It used to be that authors would often start their publishing careers with a collection of short stories before graduating to a full-length novel. Mark Haddon has gone about things the other way around, pushing out three fine novels before attempting a collection of short stories. His first novel, The Curious Incident of the Dog in the Nighttime, was a big hit and beautifully captured the voice of a boy on the edge of the Aspergers spectrum.
His new book of short stories is utterly brilliant. The nine stories contained in The Pier Falls are beautifully crafted, realistic, gritty, funny and poignant. All the stories are good, but two of them stood out to me as being exceptional, for different reasons.
The first, which lends its title to the whole collection, reads like a disaster scenario from a Civil Defence training exercise. A catalogue of events as the rusting pier of an English south coast town buckles and breaks and all manner of mayhem breaks out. The story charts the impact on all those in the area over the course of the first few minutes and then over the subsequent hours. Families literally thrown in different directions. People in the water, people trapped at the end of the pier and others running for their lives. And then the reactions and responses of those around. Those that plunge into the sea to rescue people in the water and those who simply stand and stare until the police and rescue services arrive. The beauty of the tale is its detachment, its clinical description of horrors unfolding.

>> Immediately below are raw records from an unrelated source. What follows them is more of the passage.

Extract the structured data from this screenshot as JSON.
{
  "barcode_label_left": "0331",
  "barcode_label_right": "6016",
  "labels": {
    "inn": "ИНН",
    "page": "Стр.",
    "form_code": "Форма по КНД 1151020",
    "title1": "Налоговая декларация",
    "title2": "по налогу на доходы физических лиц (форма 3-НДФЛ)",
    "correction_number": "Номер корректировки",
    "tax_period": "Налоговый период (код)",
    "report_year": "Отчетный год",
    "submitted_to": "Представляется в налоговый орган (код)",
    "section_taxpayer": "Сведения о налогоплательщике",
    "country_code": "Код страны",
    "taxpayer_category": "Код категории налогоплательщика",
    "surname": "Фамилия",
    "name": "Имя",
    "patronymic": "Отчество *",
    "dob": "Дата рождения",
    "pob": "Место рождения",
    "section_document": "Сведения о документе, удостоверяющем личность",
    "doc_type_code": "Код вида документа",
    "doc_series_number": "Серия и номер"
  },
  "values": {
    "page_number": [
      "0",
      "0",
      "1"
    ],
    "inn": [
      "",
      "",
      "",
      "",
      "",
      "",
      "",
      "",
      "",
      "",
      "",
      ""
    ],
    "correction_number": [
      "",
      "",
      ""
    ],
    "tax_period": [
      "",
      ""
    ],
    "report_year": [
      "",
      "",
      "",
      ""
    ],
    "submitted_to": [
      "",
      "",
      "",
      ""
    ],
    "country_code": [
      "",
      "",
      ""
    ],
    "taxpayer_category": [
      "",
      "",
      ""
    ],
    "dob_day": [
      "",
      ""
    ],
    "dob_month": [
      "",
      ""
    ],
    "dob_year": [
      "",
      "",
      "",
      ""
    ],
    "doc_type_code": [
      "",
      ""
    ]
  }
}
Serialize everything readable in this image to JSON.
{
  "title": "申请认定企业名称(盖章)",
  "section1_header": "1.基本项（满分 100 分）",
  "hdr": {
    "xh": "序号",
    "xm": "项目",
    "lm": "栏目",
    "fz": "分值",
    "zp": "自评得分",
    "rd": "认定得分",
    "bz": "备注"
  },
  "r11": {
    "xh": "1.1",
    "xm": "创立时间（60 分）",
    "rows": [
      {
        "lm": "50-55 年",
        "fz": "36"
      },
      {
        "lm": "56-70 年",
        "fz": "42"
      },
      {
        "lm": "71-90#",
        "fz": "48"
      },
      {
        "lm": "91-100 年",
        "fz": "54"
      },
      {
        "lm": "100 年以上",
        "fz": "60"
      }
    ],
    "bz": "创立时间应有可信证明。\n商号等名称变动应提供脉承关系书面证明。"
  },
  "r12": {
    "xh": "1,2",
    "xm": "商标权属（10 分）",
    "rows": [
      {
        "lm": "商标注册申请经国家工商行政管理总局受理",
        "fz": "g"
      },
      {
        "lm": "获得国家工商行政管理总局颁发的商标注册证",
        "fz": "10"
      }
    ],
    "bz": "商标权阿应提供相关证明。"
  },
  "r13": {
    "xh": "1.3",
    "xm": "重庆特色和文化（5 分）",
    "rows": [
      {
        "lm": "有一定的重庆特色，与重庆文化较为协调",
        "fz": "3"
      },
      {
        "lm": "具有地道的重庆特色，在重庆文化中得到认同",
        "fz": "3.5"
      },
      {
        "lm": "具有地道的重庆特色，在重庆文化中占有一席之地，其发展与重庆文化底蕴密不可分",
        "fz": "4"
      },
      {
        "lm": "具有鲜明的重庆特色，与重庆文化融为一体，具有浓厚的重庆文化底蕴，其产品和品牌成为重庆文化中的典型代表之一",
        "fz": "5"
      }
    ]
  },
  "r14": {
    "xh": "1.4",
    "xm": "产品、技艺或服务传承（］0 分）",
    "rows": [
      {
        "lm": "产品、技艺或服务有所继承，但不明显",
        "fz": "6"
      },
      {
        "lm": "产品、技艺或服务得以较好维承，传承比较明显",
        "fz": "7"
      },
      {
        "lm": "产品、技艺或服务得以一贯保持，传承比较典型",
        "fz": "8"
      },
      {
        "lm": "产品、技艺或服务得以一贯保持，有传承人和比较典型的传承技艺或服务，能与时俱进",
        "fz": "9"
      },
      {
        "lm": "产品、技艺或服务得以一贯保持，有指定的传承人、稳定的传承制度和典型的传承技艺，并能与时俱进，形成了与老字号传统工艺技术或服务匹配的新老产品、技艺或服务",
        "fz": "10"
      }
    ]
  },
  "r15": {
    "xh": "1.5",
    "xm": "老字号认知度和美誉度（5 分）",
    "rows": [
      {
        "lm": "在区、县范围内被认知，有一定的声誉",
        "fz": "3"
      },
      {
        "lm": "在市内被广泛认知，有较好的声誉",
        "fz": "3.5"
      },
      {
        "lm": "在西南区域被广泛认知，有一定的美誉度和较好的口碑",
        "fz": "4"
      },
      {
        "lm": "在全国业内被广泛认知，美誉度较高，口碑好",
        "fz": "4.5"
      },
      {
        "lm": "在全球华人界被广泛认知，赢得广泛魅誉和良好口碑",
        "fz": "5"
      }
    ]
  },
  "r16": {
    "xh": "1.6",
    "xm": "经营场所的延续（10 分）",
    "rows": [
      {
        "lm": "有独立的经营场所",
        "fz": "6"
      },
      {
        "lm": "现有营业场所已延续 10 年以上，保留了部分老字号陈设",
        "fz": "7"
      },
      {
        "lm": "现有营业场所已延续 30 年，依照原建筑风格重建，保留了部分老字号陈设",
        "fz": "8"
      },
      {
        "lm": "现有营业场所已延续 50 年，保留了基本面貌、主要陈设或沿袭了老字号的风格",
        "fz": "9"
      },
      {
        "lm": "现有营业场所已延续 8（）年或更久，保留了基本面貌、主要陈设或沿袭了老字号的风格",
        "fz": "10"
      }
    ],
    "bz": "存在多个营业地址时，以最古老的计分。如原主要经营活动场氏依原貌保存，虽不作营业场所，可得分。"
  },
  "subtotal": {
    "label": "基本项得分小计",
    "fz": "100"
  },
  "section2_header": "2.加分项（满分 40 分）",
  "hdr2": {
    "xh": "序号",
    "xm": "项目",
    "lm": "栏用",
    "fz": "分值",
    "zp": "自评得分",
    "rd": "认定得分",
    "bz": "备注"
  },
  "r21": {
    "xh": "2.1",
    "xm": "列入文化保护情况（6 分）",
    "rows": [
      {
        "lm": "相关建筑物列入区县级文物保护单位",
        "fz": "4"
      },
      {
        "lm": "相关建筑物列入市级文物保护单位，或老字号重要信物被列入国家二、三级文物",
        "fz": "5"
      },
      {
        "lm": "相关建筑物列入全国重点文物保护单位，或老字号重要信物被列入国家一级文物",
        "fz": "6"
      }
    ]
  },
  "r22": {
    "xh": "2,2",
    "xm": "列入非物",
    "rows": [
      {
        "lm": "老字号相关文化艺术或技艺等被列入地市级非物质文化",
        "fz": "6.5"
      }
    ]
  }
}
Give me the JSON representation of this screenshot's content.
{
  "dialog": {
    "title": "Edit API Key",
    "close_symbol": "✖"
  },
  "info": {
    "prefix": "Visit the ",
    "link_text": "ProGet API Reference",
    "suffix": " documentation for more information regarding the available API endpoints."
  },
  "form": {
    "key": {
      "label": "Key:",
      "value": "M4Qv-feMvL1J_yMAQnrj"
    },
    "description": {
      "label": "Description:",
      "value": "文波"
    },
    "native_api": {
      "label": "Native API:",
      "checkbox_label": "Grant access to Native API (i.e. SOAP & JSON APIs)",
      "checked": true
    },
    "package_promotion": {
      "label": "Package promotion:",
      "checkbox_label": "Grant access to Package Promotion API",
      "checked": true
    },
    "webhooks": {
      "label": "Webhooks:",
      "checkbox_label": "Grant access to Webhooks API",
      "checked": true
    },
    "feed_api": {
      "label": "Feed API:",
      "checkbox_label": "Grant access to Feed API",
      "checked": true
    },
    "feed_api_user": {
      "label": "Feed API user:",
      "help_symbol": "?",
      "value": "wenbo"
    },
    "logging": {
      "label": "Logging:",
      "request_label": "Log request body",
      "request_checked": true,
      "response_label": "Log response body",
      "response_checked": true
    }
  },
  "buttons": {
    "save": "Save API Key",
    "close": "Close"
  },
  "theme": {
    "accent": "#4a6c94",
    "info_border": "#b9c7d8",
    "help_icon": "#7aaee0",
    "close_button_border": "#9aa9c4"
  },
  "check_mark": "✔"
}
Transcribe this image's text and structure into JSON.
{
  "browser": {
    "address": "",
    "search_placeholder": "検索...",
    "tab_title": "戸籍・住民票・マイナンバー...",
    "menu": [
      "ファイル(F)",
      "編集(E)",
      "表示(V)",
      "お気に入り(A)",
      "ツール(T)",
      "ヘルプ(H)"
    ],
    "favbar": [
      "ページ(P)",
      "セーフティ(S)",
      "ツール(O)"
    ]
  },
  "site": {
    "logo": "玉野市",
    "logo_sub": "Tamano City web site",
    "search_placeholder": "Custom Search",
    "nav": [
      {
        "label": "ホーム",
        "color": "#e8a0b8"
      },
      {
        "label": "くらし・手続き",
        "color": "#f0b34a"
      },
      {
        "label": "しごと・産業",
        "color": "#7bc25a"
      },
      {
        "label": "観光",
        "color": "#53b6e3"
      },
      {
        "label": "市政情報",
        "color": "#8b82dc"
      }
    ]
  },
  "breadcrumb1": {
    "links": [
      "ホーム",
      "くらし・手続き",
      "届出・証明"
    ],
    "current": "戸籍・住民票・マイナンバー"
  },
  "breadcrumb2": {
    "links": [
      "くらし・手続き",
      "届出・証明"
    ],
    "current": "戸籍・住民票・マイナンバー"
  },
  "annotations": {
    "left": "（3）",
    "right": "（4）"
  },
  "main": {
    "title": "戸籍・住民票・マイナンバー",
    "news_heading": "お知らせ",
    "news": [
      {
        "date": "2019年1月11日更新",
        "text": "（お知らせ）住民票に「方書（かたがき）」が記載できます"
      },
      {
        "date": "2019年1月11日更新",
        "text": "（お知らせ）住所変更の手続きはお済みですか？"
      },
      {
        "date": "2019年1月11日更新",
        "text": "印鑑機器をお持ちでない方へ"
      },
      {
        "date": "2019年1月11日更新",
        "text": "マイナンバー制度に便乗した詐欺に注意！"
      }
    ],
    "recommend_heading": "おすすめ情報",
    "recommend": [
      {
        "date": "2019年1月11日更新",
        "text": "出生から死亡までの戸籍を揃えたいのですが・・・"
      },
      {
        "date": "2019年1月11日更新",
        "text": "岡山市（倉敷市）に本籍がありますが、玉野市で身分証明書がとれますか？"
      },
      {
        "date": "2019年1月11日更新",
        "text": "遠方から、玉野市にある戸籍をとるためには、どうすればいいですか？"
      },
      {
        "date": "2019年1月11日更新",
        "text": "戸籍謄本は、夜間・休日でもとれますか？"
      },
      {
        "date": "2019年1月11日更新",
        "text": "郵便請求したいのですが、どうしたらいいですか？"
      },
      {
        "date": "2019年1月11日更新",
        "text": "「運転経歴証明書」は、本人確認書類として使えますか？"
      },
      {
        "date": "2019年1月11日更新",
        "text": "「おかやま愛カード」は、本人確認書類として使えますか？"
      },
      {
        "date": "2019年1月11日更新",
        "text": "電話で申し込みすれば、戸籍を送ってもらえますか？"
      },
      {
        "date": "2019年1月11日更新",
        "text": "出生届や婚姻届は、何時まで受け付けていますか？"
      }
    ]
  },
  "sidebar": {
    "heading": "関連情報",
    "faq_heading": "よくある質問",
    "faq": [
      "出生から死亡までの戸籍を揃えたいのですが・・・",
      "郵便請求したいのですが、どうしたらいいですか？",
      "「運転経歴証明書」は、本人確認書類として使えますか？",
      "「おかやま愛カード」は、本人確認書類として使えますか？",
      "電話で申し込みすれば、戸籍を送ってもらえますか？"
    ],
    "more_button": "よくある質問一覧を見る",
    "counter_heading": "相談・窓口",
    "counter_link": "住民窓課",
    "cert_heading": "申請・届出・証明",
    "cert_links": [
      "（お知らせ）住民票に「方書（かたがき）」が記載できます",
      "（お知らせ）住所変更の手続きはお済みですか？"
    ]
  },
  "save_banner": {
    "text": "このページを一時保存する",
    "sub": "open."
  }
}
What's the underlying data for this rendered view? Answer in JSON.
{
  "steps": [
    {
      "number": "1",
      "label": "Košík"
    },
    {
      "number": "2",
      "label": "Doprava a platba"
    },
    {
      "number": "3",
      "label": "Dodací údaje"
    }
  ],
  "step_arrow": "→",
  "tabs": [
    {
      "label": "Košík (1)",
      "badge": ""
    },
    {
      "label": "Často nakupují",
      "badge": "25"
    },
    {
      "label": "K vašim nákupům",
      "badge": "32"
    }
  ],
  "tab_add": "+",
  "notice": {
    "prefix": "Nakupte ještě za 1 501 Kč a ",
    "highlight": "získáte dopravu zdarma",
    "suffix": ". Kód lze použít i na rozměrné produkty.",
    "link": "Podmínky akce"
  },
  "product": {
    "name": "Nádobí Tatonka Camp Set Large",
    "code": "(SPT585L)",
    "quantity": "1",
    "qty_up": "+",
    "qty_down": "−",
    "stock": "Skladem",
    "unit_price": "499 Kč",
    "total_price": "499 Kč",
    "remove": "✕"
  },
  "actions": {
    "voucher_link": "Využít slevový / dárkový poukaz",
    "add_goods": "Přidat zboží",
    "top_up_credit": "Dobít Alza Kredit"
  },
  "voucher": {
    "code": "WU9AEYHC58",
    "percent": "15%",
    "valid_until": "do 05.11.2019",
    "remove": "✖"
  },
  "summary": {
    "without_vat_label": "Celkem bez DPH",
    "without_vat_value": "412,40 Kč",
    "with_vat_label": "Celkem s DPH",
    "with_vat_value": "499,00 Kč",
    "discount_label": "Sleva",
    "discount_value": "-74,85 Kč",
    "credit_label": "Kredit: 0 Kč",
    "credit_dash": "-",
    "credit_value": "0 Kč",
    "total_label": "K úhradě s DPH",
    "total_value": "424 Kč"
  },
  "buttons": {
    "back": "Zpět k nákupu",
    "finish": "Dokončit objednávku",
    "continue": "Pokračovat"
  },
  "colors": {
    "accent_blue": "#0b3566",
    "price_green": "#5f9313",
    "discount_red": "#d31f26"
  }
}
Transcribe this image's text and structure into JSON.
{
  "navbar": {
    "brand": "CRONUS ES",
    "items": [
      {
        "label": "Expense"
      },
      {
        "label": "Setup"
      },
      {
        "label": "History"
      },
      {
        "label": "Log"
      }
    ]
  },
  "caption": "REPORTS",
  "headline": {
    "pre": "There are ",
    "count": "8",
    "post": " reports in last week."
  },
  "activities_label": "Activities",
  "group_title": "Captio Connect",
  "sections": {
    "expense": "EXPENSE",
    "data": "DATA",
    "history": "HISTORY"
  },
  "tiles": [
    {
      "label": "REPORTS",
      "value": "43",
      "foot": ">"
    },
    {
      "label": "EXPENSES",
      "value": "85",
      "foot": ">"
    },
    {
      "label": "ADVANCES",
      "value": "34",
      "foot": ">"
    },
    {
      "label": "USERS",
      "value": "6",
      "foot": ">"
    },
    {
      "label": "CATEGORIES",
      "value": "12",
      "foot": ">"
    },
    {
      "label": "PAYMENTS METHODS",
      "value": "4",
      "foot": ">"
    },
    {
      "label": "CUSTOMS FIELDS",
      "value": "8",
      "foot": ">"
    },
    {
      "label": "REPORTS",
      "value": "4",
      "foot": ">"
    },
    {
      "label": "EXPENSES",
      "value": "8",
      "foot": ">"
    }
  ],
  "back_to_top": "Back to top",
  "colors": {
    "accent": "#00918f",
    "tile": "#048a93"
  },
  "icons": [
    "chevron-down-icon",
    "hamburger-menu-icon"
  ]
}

My favourite story is called Wodwo and is the longest of the nine tales. There was something familiar about the title that reminded me of the old word Woodwose, an ancient name in the UK for a wild man or the green man of legend who lived wild in the woods and forests of the mediaeval world. According to Mark Haddon the word he was using came from the mediaeval poem Sir Gawain and the Green Knight and was a word for a serpent. Whatever its origin, I was neither prepared nor expecting the way that this might play out in a modern day story. The Cooper family is gathering on Christmas Eve. Two sons and a daughter are making their way, along with their various children and spouses, to their parents’ home for the annual ritual. Part of why this story works so well for me is the wonderful accuracy of how these relationships play out and are clinically observed. The eldest, arrogant son, Gavin has brought an extravagant ninety pound bottle of wine that he knows only his father will appreciate, while his sister Sarah has brought a three pound box of After Eight mints to offset the grand gesture that she knows her brother is bound to make. These little observations make the story bubble with life. What happens next is so totally unexpected and also impossible, that it forces the reader into an unexpected position. We no longer take the story seriously, because of the impossibility, but because everything else continues to be plausible and realistic we are forced to do what the characters in the story do, to carry on and push the impossibility out of our minds. I like the way this is done. We have to accept and carry on just like the characters do. We have to watch while the whole horror of the story unfolds. It is brilliant and I love it.
The stories in The Pier Falls have been called “dark” by some reviewers, but in reality I think they are very much like real life, the things that fascinate and intrigue us are often the bizarre or the macabre. One of my favourite books of 2016.